Zimbabwe’s mining lobby body, the Chamber of Mines, says the capital-intensive sector requires US$4 billion in working capital to ramp up output in the next five years.
Chamber of Mines president Toindepi Muganyi told delegates at a mining conference held in the capital on Wednesday that the platinum sector requires US$2,8 billion, while gold requires US$600 million and coal US$420 million. About US$28 million is needed for nickel and US$38 million for chrome.
However, local banks do not have the capacity to meet this huge capital requirement by mining companies.
ZB Financial Holdings head of corporate strategy Thomas Zawaira said the local mining sector has traditionally been financed through internal funding from revenue inflows, shareholders equity, debt finance and structured finance.
“Within the context of the multiple currency system, balance of payments developments remain a critical determinant of the expansion in the country’s bank deposit base and domestic money supply at large,” he said.
“This situation is attributable to the fact that the country is only able to increase its liquidity through exports, diaspora remittances, foreign investments and external lines of credit.”
He said while it is difficult to adequately fund mining in the short-term, in the long-run the issuance of corporate bonds, joint venture partnerships, royalty- based financing and lines of credit were alternative ways of securing funding.
Official figures show that the mining sector contributed 53% of the US$10,5 billion total exports between 2009 and 2014.
Muganyi said the platinum sector’s capital requirements of US$2,8 billion would enable the production of 22 tonnes whereas the gold sector’s US$600 million would capacitate the production of 30 tonnes per annum by 2020.
Nickel production will rise to 27 tonnes per annum while chrome 1,3 million tonnes. Coal is seen surging to 18 million tonnes per year.
The current fiscal and tax modelling reflects a strong correlation of the mining sector’s performance and contribution to new capital.
The mining sector contributes 10% of GDP and has contributed more than 50% of the US$1,9 billion in foreign direct investment inflows registered since 2009.
According to Muganyi, gold production has been on an upward trend.
From January to August 12 this year, three tonnes of bullion have been delivered with the figure expected to rise by 20% to 18,4 tonnes by year-end.
The platinum sector has produced 7,8 tonnes during the eight months to August and is expected to reach 11,8 tonnes by year-end although the figure remains below last year’s 12,4 tonnes.
As of end of August, chrome deliveries were pegged at 140 tonnes and are expected to rise to 210 tonnes by end of the year. Last year 408 tonnes was produced. A 48,5% decline is expected this year.
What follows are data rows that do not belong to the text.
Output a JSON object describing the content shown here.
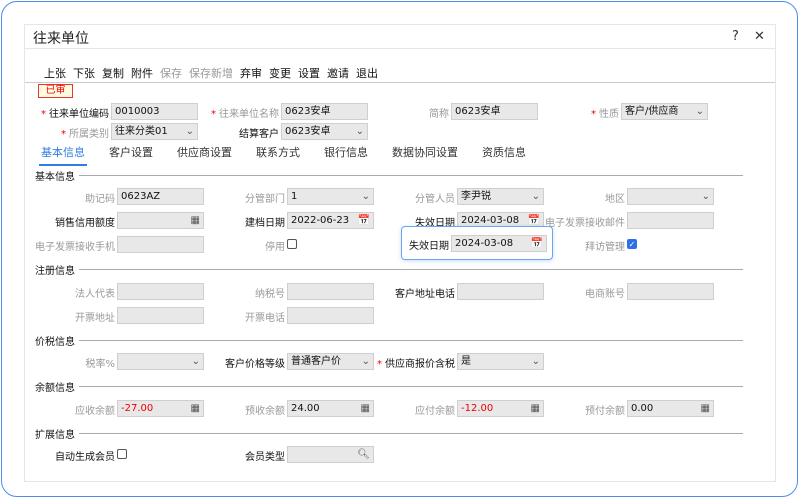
{
  "window": {
    "title": "往来单位",
    "help": "?",
    "close": "✕"
  },
  "toolbar": [
    "上张",
    "下张",
    "复制",
    "附件",
    "保存",
    "保存新增",
    "弃审",
    "变更",
    "设置",
    "邀请",
    "退出"
  ],
  "status": "已审",
  "header": {
    "code": {
      "label": "往来单位编码",
      "value": "0010003"
    },
    "name": {
      "label": "往来单位名称",
      "value": "0623安卓"
    },
    "short": {
      "label": "简称",
      "value": "0623安卓"
    },
    "nature": {
      "label": "性质",
      "value": "客户/供应商"
    },
    "category": {
      "label": "所属类别",
      "value": "往来分类01"
    },
    "settle": {
      "label": "结算客户",
      "value": "0623安卓"
    }
  },
  "tabs": [
    "基本信息",
    "客户设置",
    "供应商设置",
    "联系方式",
    "银行信息",
    "数据协同设置",
    "资质信息"
  ],
  "basic": {
    "title": "基本信息",
    "mnemonic": {
      "label": "助记码",
      "value": "0623AZ"
    },
    "dept": {
      "label": "分管部门",
      "value": "1"
    },
    "staff": {
      "label": "分管人员",
      "value": "李尹锐"
    },
    "region": {
      "label": "地区",
      "value": ""
    },
    "credit": {
      "label": "销售信用额度",
      "value": ""
    },
    "created": {
      "label": "建档日期",
      "value": "2022-06-23"
    },
    "expire": {
      "label": "失效日期",
      "value": "2024-03-08"
    },
    "email": {
      "label": "电子发票接收邮件",
      "value": ""
    },
    "phone": {
      "label": "电子发票接收手机",
      "value": ""
    },
    "disabled": {
      "label": "停用"
    },
    "visit": {
      "label": "拜访管理"
    }
  },
  "register": {
    "title": "注册信息",
    "legal": {
      "label": "法人代表",
      "value": ""
    },
    "tax_no": {
      "label": "纳税号",
      "value": ""
    },
    "addr_phone": {
      "label": "客户地址电话",
      "value": ""
    },
    "ecom": {
      "label": "电商账号",
      "value": ""
    },
    "inv_addr": {
      "label": "开票地址",
      "value": ""
    },
    "inv_phone": {
      "label": "开票电话",
      "value": ""
    }
  },
  "tax": {
    "title": "价税信息",
    "rate": {
      "label": "税率%",
      "value": ""
    },
    "price_level": {
      "label": "客户价格等级",
      "value": "普通客户价"
    },
    "incl_tax": {
      "label": "供应商报价含税",
      "value": "是"
    }
  },
  "balance": {
    "title": "余额信息",
    "receivable": {
      "label": "应收余额",
      "value": "-27.00"
    },
    "prereceived": {
      "label": "预收余额",
      "value": "24.00"
    },
    "payable": {
      "label": "应付余额",
      "value": "-12.00"
    },
    "prepaid": {
      "label": "预付余额",
      "value": "0.00"
    }
  },
  "ext": {
    "title": "扩展信息",
    "auto_member": {
      "label": "自动生成会员"
    },
    "member_type": {
      "label": "会员类型",
      "value": ""
    }
  },
  "callout": {
    "label": "失效日期",
    "value": "2024-03-08"
  }
}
Coal output is expected to plummet by 38,1% to 3,9 tonnes from 6,3 tonnes produced last year.
The diamond sector produced 2 241 carats in the first eight months of the year and is anticipated to reach 3 360 by year end, a 29% drop from last year’s output of 4 773 carats.